There is nothing for which Christ seems more concerned to prepare His Apostles than the active, violent opposition of the world. He warns them repeatedly that they must not expect to fare better than Himself; that they will have to suffer all manner of ill treatment on His account; that they will be taken up and dragged before unscrupulous judges, cast into prison and tortured; that their very friends and relatives will turn against them and betray them; finally that they will be an object of universal distrust and hatred among their fellow-men.
Subsequent events abundantly verified the Savior's prediction. The lives of the apostles, so far as we are acquainted with them, seem to have been full of suffering and trials, and all ultimately crowned by martyrdom. St. Paul, the apostle whom we know best, tells the Corinthians what he had to endure. "Of the Jews five times did I receive forty stripes, save one. Thrice was I beaten with rods, once was I stoned; thrice I suffered shipwreck; a night and day I was in the depths of the sea. In journeying often, in perils of waters, in perils of robbers, in perils from my own nation, in perils from the Gentiles, in perils in the city, in perils in the wilderness, in perils in the sea, in perils from false brethren. In labor and painfulness, in much watching, in hunger and thirst, in fastings often, in cold and nakedness. " 2 Cor. ii. 25....
For three hundred years the history of the Church is a history of persecutions; nor did they cease with the conversion of Constantine. Under many of his successors, confiscation, exile, prison, and death were the lot of Christians true to their faith. In deed it may be said that at all times the good have had to suffer, and to suffer "for justice's sake;" that is, because of their very goodness. The dishonest, the corrupt dislike them, as interfering with their pursuits and their pleasures, and because the very life of the just man is a protest against their methods. It is thus that they are described in the book of Wisdom: (ii.12), "Let us therefore lie in wait for the just because he is not for our turn (he is of no use to us), and he is contrary to our doings, and upbraideth us with transgressions of the law, and divulgeth against us the sins of our way of life. He is become a censurer of our thoughts. He is grievous to us, even to behold, for his life is not like other men's and his ways are very different."
And so will it be, St. Paul tells us, to the end of the world. "All that will live godly shall suffer persecution." At the hands of the evil-minded, the good will be made to pay the penalty of their goodness; the faithful and fervent will have to bear the criticism of those who choose not to follow in their footsteps; converts to the true faith will forfeit position or fail to reach it because they have not closed their eyes to the light; born Catholics will seek in vain for what they might easily reach if they were known to be indifferent to religious truth, or to have eschewed all belief; men of integrity who hold office or fill positions of trust will be driven from them because they refuse to share in the dishonesty of others or interfere with their crooked ways; at every turn of life the conscientious will have to suffer for conscience's sake.
The priest does not escape the common law.

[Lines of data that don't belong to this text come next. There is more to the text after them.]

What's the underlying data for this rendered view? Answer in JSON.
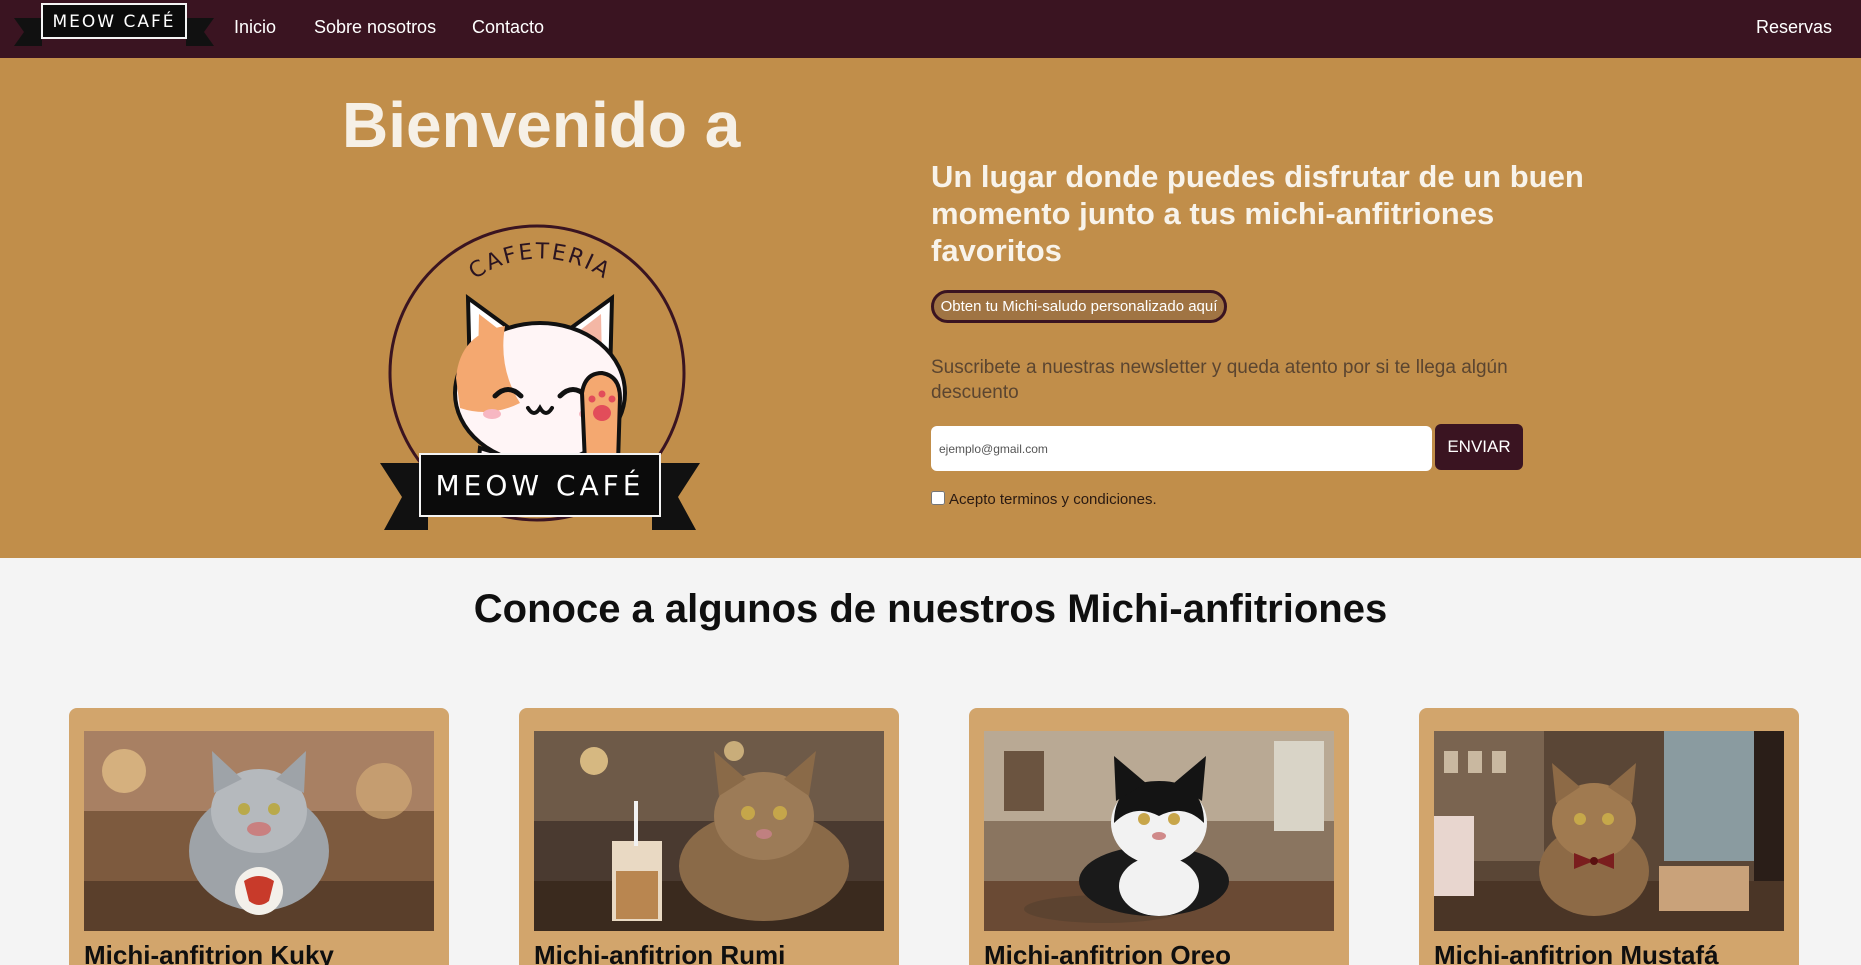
{
  "brand": {
    "logo_text": "MEOW CAFÉ"
  },
  "nav": {
    "items": [
      {
        "label": "Inicio"
      },
      {
        "label": "Sobre nosotros"
      },
      {
        "label": "Contacto"
      }
    ],
    "reservas_label": "Reservas"
  },
  "hero": {
    "title": "Bienvenido a",
    "logo_arc_text": "CAFETERIA",
    "logo_ribbon_text": "MEOW CAFÉ",
    "tagline": "Un lugar donde puedes disfrutar de un buen momento junto a tus michi-anfitriones favoritos",
    "greeting_button": "Obten tu Michi-saludo personalizado aquí",
    "newsletter_text": "Suscribete a nuestras newsletter y queda atento por si te llega algún descuento",
    "email_placeholder": "ejemplo@gmail.com",
    "send_button": "ENVIAR",
    "terms_label": "Acepto terminos y condiciones."
  },
  "hosts": {
    "title": "Conoce a algunos de nuestros Michi-anfitriones",
    "cards": [
      {
        "name": "Michi-anfitrion Kuky"
      },
      {
        "name": "Michi-anfitrion Rumi"
      },
      {
        "name": "Michi-anfitrion Oreo"
      },
      {
        "name": "Michi-anfitrion Mustafá"
      }
    ]
  },
  "colors": {
    "navbar": "#3a1421",
    "hero_bg": "#c18e4a",
    "card_bg": "#d2a56c",
    "page_bg": "#f4f4f4",
    "send_button": "#3a1421"
  }
}
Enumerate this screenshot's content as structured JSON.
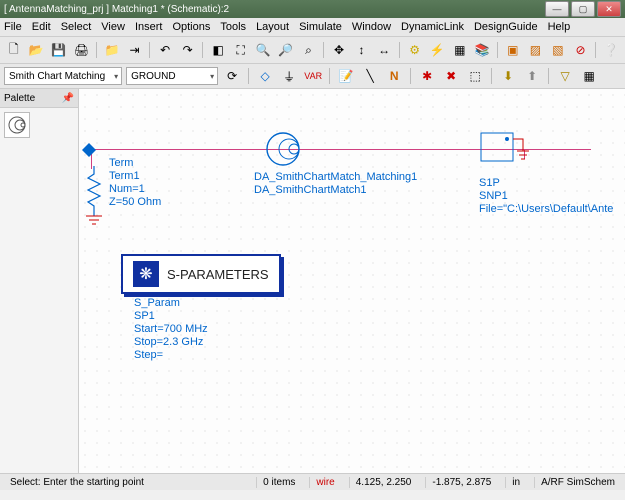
{
  "window": {
    "title": "[ AntennaMatching_prj ] Matching1 * (Schematic):2",
    "min": "—",
    "max": "▢",
    "close": "✕"
  },
  "menu": [
    "File",
    "Edit",
    "Select",
    "View",
    "Insert",
    "Options",
    "Tools",
    "Layout",
    "Simulate",
    "Window",
    "DynamicLink",
    "DesignGuide",
    "Help"
  ],
  "combo1": "Smith Chart Matching",
  "combo2": "GROUND",
  "palette_title": "Palette",
  "term": {
    "l0": "Term",
    "l1": "Term1",
    "l2": "Num=1",
    "l3": "Z=50 Ohm"
  },
  "smith": {
    "l0": "DA_SmithChartMatch_Matching1",
    "l1": "DA_SmithChartMatch1"
  },
  "s1p": {
    "l0": "S1P",
    "l1": "SNP1",
    "l2": "File=\"C:\\Users\\Default\\Ante"
  },
  "sparam_title": "S-PARAMETERS",
  "sp": {
    "l0": "S_Param",
    "l1": "SP1",
    "l2": "Start=700 MHz",
    "l3": "Stop=2.3 GHz",
    "l4": "Step="
  },
  "status": {
    "hint": "Select: Enter the starting point",
    "items": "0 items",
    "mode": "wire",
    "coord1": "4.125, 2.250",
    "coord2": "-1.875, 2.875",
    "units": "in",
    "layout": "A/RF SimSchem"
  }
}
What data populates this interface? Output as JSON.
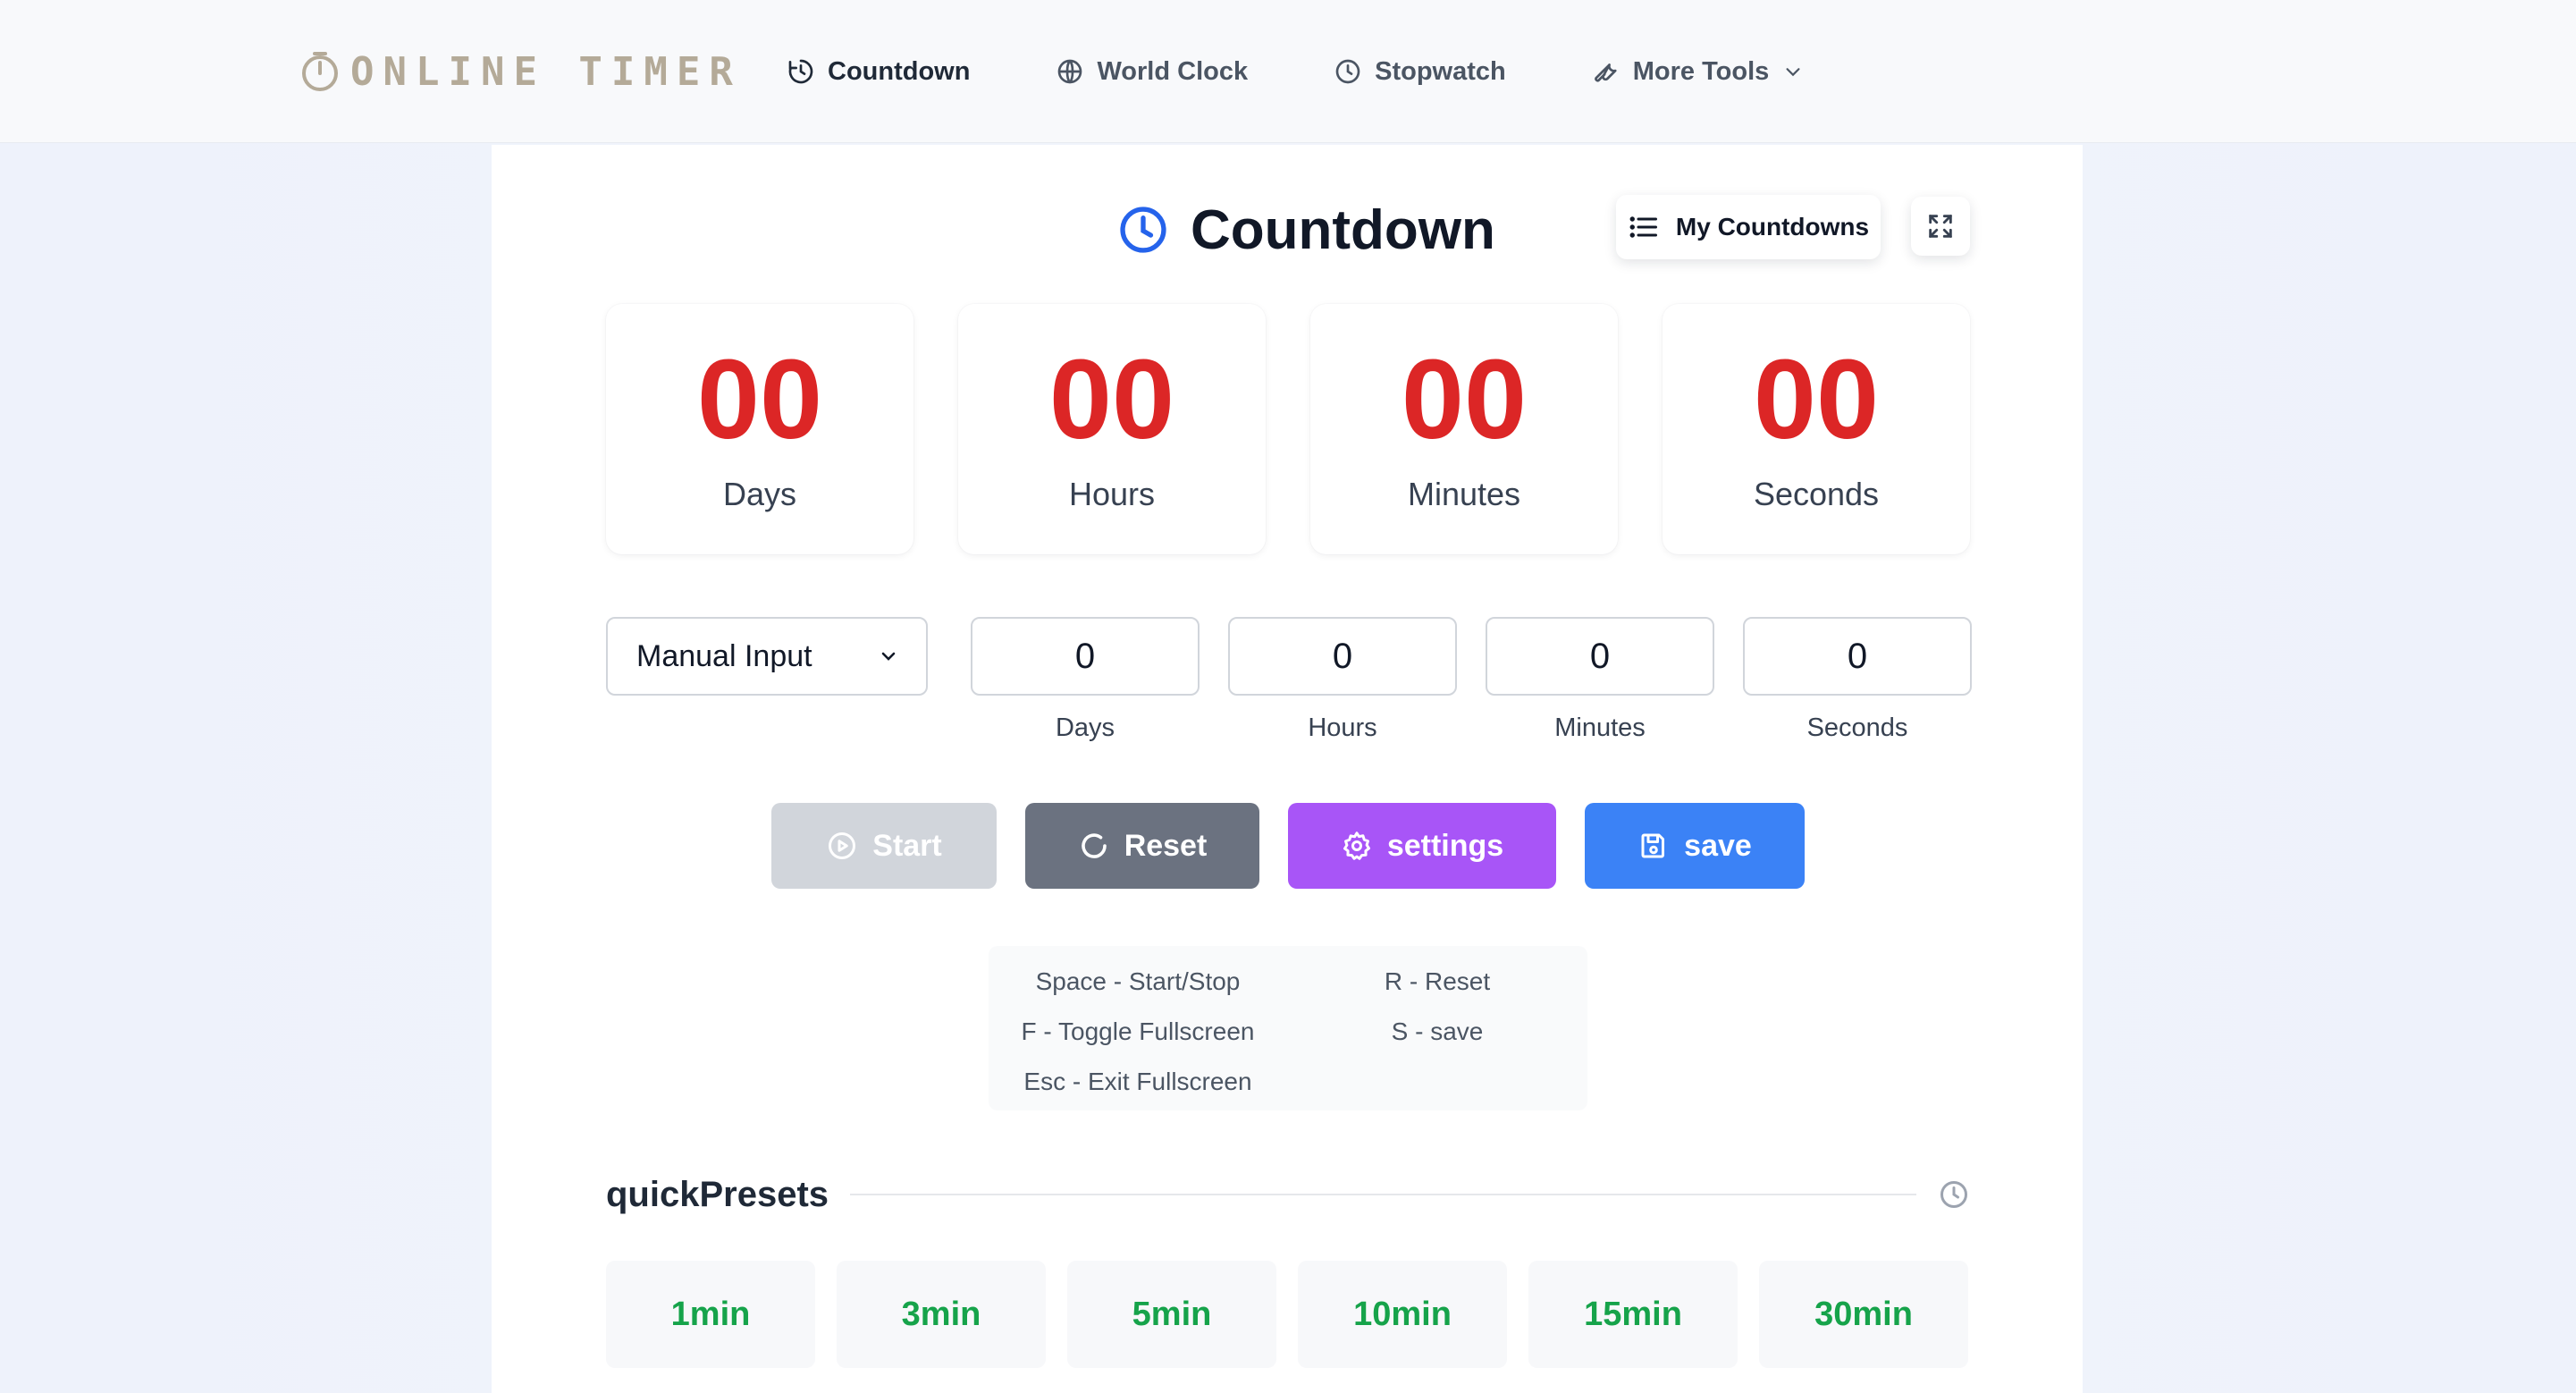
{
  "header": {
    "logo_text": "ONLINE TIMER",
    "nav": [
      {
        "label": "Countdown",
        "icon": "countdown-icon"
      },
      {
        "label": "World Clock",
        "icon": "globe-icon"
      },
      {
        "label": "Stopwatch",
        "icon": "clock-icon"
      },
      {
        "label": "More Tools",
        "icon": "wrench-icon"
      }
    ]
  },
  "main": {
    "title": "Countdown",
    "my_countdowns_label": "My Countdowns",
    "display": [
      {
        "value": "00",
        "label": "Days"
      },
      {
        "value": "00",
        "label": "Hours"
      },
      {
        "value": "00",
        "label": "Minutes"
      },
      {
        "value": "00",
        "label": "Seconds"
      }
    ],
    "mode_select": {
      "value": "Manual Input"
    },
    "inputs": [
      {
        "value": "0",
        "label": "Days"
      },
      {
        "value": "0",
        "label": "Hours"
      },
      {
        "value": "0",
        "label": "Minutes"
      },
      {
        "value": "0",
        "label": "Seconds"
      }
    ],
    "buttons": {
      "start": "Start",
      "reset": "Reset",
      "settings": "settings",
      "save": "save"
    },
    "shortcuts": [
      "Space - Start/Stop",
      "R - Reset",
      "F - Toggle Fullscreen",
      "S - save",
      "Esc - Exit Fullscreen"
    ],
    "presets_title": "quickPresets",
    "presets": [
      "1min",
      "3min",
      "5min",
      "10min",
      "15min",
      "30min"
    ]
  },
  "colors": {
    "digits": "#dc2626",
    "start_disabled": "#d1d5db",
    "reset": "#6b7280",
    "settings": "#a855f7",
    "save": "#3b82f6",
    "preset_text": "#16a34a",
    "title_icon": "#2563eb"
  }
}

He too has occasionally to suffer for justice's sake. He may be led by a simple sense of duty or by the impulse of zeal to a manner of action which is not approved of by all. He is often found fault with, criticized, not only by the ignorant, the thoughtless, and the wicked, but sometimes by good people, and even by his fellow-priests. But he finds an encouragement that never fails in the voice of his conscience and in the promise of his Divine Master: "Be glad and rejoice, for your reward is very great in heaven." Yet, he must be sure that what he has to endure is not of his own making. With the best intentions a man may be injudicious in his action, indiscreet in his methods. His firmness may degenerate into obstinacy, his zeal into intolerance. He may, under the name and cover of duty, become self-righteous, narrow-minded, impatient of contradiction, thus awakening opposition and leading to trials hard to bear, but for which there is no reward.
"It is good for us sometimes to suffer contradictions, and to allow people to think ill and slightingly of us, even when we do and mean well.
"These are often helps to humility, and rid us of vain glory. For then we more earnestly seek God to be witness of what passes within us, when outwardly we are despised by men and little credit is given to us. " Imitation i, 12.
Source: Daily Thoughts for Priests, Very Rev. J. B. Hogan S.S., DI president of St. John's Seminary Brighton, Mass 1899